FIGURE 4-11 Continuous improvement in materials for the Ford F-150. MS, martensitic steel; HSS, high-strength steel; AHSS, advanced high-strength steel; UHSS, ultra high-strength steel. SOURCE: Bruno Barthelemy, Ford Motor Company, “Lightweight Technologies,” presentation to the committee, October 2010.
- Lightweighting of land-based vehicles has been pursued as a means to facilitate air transport capability for rapid deployment, improve fuel economy, more readily cross open-water barriers, and enhance battlefield mobility and speed.
- Using aluminum alloys as primary hull materials for protection in tactical vehicles has proven effective in meeting many vehicle requirements, including speed, maneuverability, and survivability against some threats.
- Aluminum alloy hulls have not been able to provide the desired protection against the most lethal threats. The ever-increasing level of threat from RPGs, EFPs, shaped charges, mines, and IEDs has forced “up-armoring” across the various classes of land-based combat vehicles, with a concomitant increase in weight.
- Titanium and magnesium have properties that could greatly advance lightweighting, but there are many barriers to their utilization. Titanium is very expensive to extract. Magnesium is in short supply domestically and is also more expensive to form into useful product shapes than is aluminum or steel. Before either material can be widely used in lightweighting, new manufacturing technologies are needed to improve weldability, formability, spall resistance, fatigue resistance, and (particularly for titanium) susceptibility to corrosion in marine environments.
- The requirement for competitive prototyping (or, with a waiver, for a single prototype) prior to the engineering and manufacturing development phase can, in some instances, inhibit the use of new materials and new designs by not allowing adequate time for testing and validation.

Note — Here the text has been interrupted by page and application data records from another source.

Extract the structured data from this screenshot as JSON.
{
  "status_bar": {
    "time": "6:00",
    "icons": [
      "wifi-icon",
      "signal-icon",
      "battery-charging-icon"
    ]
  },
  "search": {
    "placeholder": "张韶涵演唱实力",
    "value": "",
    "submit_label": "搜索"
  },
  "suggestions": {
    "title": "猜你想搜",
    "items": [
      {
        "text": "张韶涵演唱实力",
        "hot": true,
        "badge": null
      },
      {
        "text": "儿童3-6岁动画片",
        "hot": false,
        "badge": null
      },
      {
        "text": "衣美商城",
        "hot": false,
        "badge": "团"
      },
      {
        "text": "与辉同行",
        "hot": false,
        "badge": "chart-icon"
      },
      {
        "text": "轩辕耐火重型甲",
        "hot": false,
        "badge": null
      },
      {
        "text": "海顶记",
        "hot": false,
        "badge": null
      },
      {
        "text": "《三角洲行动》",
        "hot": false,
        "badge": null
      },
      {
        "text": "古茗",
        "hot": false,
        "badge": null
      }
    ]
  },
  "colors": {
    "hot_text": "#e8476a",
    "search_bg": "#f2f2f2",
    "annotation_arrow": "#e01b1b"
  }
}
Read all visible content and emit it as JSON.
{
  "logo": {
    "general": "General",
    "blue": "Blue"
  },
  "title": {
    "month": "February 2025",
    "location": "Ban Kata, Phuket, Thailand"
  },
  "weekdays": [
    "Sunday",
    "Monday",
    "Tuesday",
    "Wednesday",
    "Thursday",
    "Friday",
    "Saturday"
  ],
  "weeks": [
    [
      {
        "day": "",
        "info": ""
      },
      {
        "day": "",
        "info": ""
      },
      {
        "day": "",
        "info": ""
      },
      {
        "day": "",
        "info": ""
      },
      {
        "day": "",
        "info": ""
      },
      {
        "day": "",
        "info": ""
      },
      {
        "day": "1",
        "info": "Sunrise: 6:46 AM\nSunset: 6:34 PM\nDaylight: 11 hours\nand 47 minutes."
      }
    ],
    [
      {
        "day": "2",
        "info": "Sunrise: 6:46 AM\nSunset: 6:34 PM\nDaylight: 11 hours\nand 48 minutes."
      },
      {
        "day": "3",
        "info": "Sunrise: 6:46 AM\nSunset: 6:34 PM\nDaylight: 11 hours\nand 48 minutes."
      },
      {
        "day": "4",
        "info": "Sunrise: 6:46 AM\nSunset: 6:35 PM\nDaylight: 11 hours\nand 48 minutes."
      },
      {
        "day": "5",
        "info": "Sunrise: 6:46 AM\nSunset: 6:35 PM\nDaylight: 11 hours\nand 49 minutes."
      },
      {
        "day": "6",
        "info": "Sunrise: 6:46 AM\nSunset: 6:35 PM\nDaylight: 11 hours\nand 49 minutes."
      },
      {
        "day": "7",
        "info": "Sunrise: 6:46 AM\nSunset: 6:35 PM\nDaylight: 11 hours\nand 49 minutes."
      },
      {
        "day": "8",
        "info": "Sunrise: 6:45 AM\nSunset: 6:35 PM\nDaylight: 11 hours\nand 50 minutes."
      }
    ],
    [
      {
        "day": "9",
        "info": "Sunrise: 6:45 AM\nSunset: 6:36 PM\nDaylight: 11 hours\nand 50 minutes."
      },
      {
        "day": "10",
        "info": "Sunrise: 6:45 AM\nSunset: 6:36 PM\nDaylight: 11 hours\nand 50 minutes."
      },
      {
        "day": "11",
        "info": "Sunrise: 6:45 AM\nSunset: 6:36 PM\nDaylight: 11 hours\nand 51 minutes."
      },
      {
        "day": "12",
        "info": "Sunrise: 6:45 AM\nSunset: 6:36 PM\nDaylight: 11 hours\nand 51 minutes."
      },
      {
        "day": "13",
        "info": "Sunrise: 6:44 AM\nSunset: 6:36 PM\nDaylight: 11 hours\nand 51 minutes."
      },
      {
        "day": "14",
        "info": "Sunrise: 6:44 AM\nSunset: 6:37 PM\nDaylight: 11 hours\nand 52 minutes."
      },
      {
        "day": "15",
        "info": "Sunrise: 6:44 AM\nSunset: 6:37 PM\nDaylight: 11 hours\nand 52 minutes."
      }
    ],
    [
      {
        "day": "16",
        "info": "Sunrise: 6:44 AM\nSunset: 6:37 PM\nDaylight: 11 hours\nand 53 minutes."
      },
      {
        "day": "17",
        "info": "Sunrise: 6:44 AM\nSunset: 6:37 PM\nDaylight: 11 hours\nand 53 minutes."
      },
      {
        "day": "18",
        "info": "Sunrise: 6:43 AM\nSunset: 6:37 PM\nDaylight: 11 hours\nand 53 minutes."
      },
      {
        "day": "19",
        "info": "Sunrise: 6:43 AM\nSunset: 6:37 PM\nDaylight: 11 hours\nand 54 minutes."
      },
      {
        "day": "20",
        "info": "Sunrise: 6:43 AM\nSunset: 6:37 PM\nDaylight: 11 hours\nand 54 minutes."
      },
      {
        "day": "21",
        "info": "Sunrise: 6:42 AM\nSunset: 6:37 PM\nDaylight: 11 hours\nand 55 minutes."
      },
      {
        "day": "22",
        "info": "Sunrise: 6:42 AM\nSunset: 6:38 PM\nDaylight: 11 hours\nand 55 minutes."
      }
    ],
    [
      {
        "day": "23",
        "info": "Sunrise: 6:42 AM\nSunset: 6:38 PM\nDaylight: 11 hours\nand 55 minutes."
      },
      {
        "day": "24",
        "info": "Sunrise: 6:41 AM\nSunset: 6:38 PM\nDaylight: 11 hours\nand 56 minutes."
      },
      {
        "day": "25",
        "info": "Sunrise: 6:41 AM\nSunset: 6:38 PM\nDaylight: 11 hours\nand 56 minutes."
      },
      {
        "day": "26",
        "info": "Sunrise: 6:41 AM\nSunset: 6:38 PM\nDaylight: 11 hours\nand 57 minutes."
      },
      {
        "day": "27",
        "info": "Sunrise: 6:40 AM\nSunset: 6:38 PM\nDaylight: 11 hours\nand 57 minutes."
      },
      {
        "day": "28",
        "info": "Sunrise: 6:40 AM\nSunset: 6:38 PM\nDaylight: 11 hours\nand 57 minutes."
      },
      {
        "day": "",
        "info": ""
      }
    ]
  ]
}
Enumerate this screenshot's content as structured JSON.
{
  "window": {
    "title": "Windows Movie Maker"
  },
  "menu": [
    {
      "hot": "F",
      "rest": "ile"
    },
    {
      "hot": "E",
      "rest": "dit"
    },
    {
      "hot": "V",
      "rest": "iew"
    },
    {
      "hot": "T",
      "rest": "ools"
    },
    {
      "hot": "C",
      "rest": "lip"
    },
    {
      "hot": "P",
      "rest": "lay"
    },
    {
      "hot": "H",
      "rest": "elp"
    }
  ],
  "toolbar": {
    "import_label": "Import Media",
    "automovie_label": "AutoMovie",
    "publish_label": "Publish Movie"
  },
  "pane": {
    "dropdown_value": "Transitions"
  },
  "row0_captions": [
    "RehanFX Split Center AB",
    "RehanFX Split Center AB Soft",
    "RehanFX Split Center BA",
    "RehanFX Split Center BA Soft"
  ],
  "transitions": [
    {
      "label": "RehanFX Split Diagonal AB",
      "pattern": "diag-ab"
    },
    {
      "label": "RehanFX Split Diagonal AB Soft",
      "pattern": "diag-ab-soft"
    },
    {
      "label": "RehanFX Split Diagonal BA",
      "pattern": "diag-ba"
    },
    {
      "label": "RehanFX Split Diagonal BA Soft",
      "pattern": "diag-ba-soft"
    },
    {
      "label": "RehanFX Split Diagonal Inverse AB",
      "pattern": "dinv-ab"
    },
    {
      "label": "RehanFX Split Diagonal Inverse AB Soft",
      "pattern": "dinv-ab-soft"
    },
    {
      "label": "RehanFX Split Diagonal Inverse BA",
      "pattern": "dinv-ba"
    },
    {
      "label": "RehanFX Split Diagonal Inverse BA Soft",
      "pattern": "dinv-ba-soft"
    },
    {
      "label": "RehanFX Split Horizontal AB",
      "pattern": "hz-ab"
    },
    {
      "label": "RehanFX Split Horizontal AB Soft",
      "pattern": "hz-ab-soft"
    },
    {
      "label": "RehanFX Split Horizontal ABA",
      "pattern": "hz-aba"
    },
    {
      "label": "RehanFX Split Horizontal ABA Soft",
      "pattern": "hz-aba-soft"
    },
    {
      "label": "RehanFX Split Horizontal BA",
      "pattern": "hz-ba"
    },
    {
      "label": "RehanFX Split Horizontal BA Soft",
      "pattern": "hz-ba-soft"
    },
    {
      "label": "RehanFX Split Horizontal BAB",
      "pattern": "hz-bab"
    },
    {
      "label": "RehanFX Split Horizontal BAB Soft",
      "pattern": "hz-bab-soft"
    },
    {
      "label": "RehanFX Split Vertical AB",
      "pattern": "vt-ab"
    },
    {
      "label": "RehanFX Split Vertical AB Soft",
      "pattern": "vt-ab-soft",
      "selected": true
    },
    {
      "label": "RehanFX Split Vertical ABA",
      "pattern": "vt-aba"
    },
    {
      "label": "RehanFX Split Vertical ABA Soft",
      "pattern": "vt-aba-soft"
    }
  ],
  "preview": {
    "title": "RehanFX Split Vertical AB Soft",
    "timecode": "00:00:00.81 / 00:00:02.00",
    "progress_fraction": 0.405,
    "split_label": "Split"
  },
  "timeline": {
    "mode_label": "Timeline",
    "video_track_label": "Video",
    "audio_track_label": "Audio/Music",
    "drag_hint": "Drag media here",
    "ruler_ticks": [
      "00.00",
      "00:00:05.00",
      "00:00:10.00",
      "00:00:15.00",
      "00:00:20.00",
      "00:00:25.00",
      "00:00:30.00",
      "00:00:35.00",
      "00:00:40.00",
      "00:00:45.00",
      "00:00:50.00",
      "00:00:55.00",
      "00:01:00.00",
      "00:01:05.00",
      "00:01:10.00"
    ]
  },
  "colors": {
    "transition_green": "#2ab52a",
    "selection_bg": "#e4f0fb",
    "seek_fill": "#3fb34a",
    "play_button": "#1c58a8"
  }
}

- Because of the great emphasis on soldier protection as well as the pressures to control costs, lightweighting of land-based combat vehicles has proven to be more challenging than that of air and sea vehicles. Thus, it is not surprising that, apart from aluminum-based alloys, few new materials have found their way into extensive implementation in land-based vehicles.